Excerpts from an interface dataset
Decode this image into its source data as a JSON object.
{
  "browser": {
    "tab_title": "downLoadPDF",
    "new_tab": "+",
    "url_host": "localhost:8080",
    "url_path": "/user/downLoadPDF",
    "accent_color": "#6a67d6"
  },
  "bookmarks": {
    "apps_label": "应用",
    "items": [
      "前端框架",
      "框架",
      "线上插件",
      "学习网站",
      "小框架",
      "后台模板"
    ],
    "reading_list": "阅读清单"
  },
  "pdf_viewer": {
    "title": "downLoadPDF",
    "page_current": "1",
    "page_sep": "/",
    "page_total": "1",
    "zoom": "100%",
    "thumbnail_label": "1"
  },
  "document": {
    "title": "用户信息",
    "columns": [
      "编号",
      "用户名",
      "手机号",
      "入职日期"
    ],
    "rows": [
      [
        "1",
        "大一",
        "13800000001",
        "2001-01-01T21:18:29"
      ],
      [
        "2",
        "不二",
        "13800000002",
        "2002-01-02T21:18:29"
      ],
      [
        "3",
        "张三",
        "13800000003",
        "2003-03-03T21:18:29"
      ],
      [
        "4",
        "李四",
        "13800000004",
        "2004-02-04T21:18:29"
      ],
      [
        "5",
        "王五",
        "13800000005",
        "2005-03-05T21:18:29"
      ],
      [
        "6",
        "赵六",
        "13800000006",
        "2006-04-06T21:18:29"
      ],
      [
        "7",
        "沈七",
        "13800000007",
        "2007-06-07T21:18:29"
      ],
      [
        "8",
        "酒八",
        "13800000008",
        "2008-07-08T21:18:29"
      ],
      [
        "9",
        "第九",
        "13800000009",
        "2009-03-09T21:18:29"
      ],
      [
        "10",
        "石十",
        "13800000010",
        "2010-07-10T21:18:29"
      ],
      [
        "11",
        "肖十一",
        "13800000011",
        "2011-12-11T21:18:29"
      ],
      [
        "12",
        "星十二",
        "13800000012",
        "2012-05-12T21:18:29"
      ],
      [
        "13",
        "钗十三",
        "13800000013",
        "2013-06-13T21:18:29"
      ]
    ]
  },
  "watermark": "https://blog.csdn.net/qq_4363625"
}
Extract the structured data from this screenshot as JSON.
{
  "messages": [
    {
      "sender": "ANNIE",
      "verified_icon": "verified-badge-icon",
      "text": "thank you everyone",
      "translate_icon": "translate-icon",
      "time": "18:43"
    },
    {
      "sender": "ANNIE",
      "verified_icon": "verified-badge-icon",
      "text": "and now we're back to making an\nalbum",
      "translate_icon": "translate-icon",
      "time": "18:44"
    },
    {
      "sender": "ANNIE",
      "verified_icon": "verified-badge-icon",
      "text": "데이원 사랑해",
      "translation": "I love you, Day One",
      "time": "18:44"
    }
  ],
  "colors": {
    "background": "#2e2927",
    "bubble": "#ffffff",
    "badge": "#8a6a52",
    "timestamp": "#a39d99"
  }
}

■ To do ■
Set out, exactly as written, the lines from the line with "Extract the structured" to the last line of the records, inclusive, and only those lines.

■ Reply ■
Extract the structured data from this screenshot as JSON.
{
  "messages": [
    {
      "sender": "ANNIE",
      "verified_icon": "verified-badge-icon",
      "text": "thank you everyone",
      "translate_icon": "translate-icon",
      "time": "18:43"
    },
    {
      "sender": "ANNIE",
      "verified_icon": "verified-badge-icon",
      "text": "and now we're back to making an\nalbum",
      "translate_icon": "translate-icon",
      "time": "18:44"
    },
    {
      "sender": "ANNIE",
      "verified_icon": "verified-badge-icon",
      "text": "데이원 사랑해",
      "translation": "I love you, Day One",
      "time": "18:44"
    }
  ],
  "colors": {
    "background": "#2e2927",
    "bubble": "#ffffff",
    "badge": "#8a6a52",
    "timestamp": "#a39d99"
  }
}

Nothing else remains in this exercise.